▶ Activity
Without the pictures, give the entries below again exactly as written.

┏━━

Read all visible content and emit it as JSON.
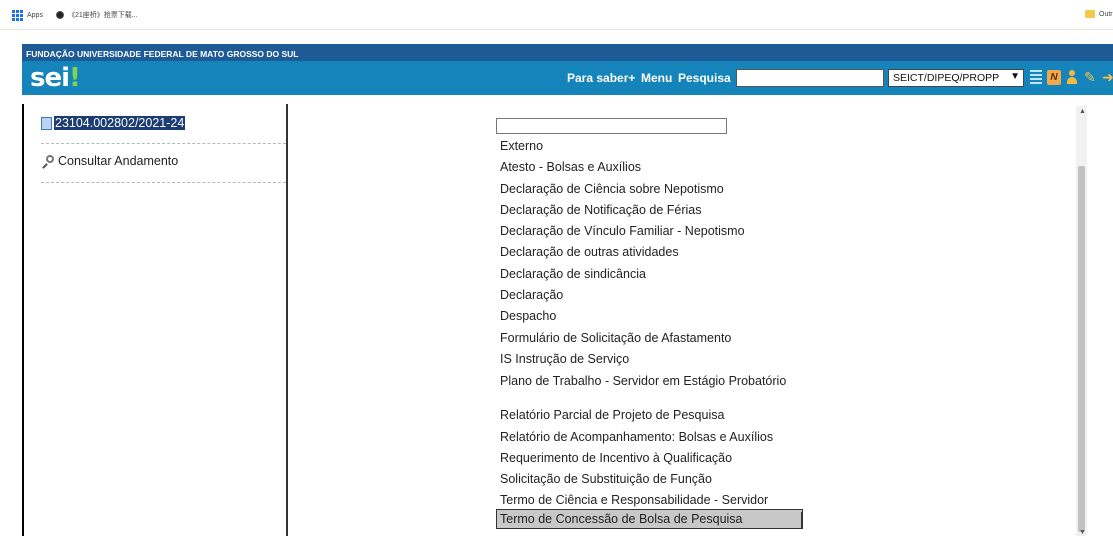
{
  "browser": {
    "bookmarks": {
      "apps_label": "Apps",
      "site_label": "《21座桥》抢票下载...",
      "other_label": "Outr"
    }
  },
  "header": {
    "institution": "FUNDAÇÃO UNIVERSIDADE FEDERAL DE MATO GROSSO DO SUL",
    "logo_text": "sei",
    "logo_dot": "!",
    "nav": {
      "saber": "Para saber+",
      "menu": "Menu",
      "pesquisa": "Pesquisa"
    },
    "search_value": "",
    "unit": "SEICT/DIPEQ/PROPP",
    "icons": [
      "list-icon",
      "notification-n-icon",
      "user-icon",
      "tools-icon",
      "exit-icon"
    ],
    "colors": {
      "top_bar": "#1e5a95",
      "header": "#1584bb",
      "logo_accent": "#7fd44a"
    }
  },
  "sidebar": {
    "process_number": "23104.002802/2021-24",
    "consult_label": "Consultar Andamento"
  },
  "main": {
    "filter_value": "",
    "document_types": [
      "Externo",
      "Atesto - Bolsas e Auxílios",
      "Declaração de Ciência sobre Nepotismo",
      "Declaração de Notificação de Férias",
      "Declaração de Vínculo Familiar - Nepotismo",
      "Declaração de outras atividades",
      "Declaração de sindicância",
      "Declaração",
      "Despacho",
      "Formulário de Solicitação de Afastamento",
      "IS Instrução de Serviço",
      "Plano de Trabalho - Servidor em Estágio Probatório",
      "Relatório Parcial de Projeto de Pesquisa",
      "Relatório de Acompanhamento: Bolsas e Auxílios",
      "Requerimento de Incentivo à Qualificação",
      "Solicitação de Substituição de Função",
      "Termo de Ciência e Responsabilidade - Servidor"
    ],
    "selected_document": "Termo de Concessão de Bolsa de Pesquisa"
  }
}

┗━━

▶ Response
Read all visible content and emit it as JSON.
{
  "browser": {
    "bookmarks": {
      "apps_label": "Apps",
      "site_label": "《21座桥》抢票下载...",
      "other_label": "Outr"
    }
  },
  "header": {
    "institution": "FUNDAÇÃO UNIVERSIDADE FEDERAL DE MATO GROSSO DO SUL",
    "logo_text": "sei",
    "logo_dot": "!",
    "nav": {
      "saber": "Para saber+",
      "menu": "Menu",
      "pesquisa": "Pesquisa"
    },
    "search_value": "",
    "unit": "SEICT/DIPEQ/PROPP",
    "icons": [
      "list-icon",
      "notification-n-icon",
      "user-icon",
      "tools-icon",
      "exit-icon"
    ],
    "colors": {
      "top_bar": "#1e5a95",
      "header": "#1584bb",
      "logo_accent": "#7fd44a"
    }
  },
  "sidebar": {
    "process_number": "23104.002802/2021-24",
    "consult_label": "Consultar Andamento"
  },
  "main": {
    "filter_value": "",
    "document_types": [
      "Externo",
      "Atesto - Bolsas e Auxílios",
      "Declaração de Ciência sobre Nepotismo",
      "Declaração de Notificação de Férias",
      "Declaração de Vínculo Familiar - Nepotismo",
      "Declaração de outras atividades",
      "Declaração de sindicância",
      "Declaração",
      "Despacho",
      "Formulário de Solicitação de Afastamento",
      "IS Instrução de Serviço",
      "Plano de Trabalho - Servidor em Estágio Probatório",
      "Relatório Parcial de Projeto de Pesquisa",
      "Relatório de Acompanhamento: Bolsas e Auxílios",
      "Requerimento de Incentivo à Qualificação",
      "Solicitação de Substituição de Função",
      "Termo de Ciência e Responsabilidade - Servidor"
    ],
    "selected_document": "Termo de Concessão de Bolsa de Pesquisa"
  }
}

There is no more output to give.